New Scientist (1988) February 1 p65
by Rupert Sheldrake

Ranchers throughout the American West have found that they can save money on cattle grids by using fake grids instead, consisting of stripes painted across the road. Real cattle grids, usually made of a series of parallel steel tubes or rails with gaps in between, which make it physically impossible for cattle to walk across them. However, cattle do not usually try to cross them; they avoid them. The illusory grids work just like real ones. When cattle approach them, they "put on brakes with all four feet", as one rancher expressed it to me.

I came to hear of these fake grids on a visit to the US last year when some friends from Nevada told me about them, rightly thinking that I would be intrigued. They suggested that this phenomenon might depend on morphic resonance.

According to my hypothesis of formative causation, described in my book A New Science of Life, organisms inherit habits from previous members of their species. This collective memory, I suggest, is inherent in fields, called morphic fields, and is transmitted through both time and space by morphic resonance, a process which takes place on the basis of similarity. From this point of view, cattle confronted for the first time by grids, or by things that look like grids, would tend to avoid them because of morphic resonance from other cattle that had learnt by experience not to try to cross them.

But what about more conventional explanations? One possibility is that cattle do not in fact inherit a disposition to avoid cattle grids; rather they acquire it individually through painful exposure to real grids, or else they somehow pick it up from more experienced members of the herd.

This does not seem to be the case. Ranchers have told me that herds not previously exposed to real cattle grids will avoid the fake ones. This has also been found by researchers in the departments of animal science at Colorado State University and Texas Agricultural and Mechanical University, with whom I have been in correspondence. Ted Friend, of Texas A & M, has tested the response of several hundred head of cattle to painted grids, and has found that naïve animals avoid them just as much as those previously exposed to real grids. Nevertheless, the spell of a fake grid can be broken. If cows are driven towards one under pressure, or if food is placed on the other side, a few will jump it; but sometimes one will examine it closely and then simply walk across. If one member of a herd does this, then the others soon follow. Thereafter, the phoney grid ceases to act as a barrier.

At least some sheep and horses also show an innate aversion to crossing painted grids. By contrast, in perhaps the only experiment of this kind ever carried out with pigs, the animals ran up to the painted grid, sniffed it, and started to lick it up. The Texas researchers had used a washable water-based paint, with a flour and egg base.

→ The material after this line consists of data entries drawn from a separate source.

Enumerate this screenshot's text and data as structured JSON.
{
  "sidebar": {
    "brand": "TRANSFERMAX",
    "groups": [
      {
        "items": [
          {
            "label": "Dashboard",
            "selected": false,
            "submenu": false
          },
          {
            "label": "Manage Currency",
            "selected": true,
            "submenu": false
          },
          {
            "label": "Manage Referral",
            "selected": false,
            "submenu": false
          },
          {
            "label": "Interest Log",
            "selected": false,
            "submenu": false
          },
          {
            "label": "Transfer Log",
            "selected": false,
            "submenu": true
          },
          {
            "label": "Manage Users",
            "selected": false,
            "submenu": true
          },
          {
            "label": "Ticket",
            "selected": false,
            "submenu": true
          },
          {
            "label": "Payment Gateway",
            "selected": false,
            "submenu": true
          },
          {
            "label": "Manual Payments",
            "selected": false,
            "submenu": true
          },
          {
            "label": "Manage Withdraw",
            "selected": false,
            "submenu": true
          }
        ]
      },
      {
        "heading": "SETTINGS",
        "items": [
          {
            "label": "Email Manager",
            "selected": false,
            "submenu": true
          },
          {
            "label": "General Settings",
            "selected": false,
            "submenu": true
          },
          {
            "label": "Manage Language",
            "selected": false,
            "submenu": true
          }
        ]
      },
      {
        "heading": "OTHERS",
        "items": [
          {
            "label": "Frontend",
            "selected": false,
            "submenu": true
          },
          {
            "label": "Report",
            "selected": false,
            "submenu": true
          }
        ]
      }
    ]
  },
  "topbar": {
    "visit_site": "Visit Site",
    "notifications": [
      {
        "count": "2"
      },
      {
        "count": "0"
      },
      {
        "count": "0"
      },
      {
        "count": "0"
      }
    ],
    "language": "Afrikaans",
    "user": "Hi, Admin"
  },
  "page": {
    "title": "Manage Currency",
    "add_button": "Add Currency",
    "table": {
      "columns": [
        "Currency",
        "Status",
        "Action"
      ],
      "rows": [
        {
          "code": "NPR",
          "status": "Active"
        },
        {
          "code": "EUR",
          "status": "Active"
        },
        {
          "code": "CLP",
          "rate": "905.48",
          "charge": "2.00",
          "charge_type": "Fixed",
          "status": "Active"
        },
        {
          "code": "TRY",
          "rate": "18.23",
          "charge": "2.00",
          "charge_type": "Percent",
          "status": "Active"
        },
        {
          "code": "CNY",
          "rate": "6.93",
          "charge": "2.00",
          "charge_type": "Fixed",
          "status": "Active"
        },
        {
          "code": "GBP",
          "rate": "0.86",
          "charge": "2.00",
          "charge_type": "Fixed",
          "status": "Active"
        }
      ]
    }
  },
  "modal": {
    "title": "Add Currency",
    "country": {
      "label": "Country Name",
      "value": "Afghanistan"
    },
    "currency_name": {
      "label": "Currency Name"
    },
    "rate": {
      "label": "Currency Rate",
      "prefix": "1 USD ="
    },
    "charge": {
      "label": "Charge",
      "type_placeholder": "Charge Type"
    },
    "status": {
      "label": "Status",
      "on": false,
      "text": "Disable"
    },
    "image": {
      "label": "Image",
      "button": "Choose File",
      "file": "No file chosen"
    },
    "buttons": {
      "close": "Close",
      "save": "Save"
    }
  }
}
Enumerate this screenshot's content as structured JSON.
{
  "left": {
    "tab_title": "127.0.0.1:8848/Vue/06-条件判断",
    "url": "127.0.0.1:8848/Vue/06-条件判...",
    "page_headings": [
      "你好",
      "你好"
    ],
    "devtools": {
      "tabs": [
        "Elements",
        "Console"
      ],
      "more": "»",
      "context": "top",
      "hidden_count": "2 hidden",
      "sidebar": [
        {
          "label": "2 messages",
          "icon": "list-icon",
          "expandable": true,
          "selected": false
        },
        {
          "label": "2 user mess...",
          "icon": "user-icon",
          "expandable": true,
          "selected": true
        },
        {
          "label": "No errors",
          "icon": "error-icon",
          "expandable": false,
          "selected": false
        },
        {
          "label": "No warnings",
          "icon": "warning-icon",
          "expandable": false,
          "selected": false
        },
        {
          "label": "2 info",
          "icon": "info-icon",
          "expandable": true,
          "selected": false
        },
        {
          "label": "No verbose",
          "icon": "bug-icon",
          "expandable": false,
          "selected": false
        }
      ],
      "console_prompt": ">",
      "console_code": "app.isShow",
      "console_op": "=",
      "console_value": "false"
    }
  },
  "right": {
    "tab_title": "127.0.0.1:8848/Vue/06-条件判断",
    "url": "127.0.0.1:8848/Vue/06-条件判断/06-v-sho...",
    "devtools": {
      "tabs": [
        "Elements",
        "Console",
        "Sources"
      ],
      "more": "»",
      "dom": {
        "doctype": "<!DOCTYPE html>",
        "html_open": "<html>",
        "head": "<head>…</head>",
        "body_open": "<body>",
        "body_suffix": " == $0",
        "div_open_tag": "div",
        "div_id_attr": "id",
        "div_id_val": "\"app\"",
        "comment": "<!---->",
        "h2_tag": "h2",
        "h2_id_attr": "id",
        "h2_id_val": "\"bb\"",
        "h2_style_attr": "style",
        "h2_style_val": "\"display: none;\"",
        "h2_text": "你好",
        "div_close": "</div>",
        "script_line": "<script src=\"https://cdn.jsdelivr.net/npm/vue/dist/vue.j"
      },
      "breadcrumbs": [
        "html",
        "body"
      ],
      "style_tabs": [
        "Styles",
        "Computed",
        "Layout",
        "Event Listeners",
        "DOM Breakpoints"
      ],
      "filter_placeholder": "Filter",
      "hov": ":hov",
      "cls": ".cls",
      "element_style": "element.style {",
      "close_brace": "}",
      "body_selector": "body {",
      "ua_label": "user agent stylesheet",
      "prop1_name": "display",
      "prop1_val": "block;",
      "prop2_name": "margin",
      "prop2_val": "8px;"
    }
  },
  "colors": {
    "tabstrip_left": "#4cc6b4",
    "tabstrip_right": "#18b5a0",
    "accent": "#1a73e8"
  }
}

But what about the possibility that cattle, like many other species, have an instinctive aversion to walking over any kind of cliff? Painted cattle grids may work because they create the visual illusion of a drop. In this case, painted grids should have worked all along, and ranchers need not have used real grids in the first place. Leaving aside the question of how such an aversion might be inherited - by morphic resonance or by "genetic programming"-it would be worth trying to find out if wild species, never before exposed to cattle grids, show a comparable aversion to crossing them. It would also be worth finding out whether cattle respond equally well to a variety of visual cliffs, or whether those that look like cattle grids work best. If it is found out by experiment that the cattle-grid pattern is in fact superior to other stripy patterns, this would suggest that the response of cattle has evolved since grids first came into use less than a century ago.

Morphic resonance would provide an explanation for such a rapid evolutionary process. The main alternative would be a neoDarwinian speculation of doubtful plausibility. Assuming that mutant genes for avoiding cattle grids arose by chance, natural selection might have favoured them because animals lacking these genes would tend to injure themselves by trying to cross grids; and even if they did not die of broken legs, breeders would tend not to use them as parents, choosing instead uninjured, grid-avoiding cows and bulls. But, at least at present, there is no empirical evidence for the existence of mutant genes for grid-avoiding; nor that cattle grids have imposed a significant selection pressure.

The question is open. But whatever the explanation for the effectiveness of fake grids, Britain's hard-pressed farmers may be unable to economise by practising this simple deception. Phoney grids work well in the arid American West: they would probably work well in much of Australia, where they are apparently not yet in use, but here the illusion would soon disappear under layers of British mud.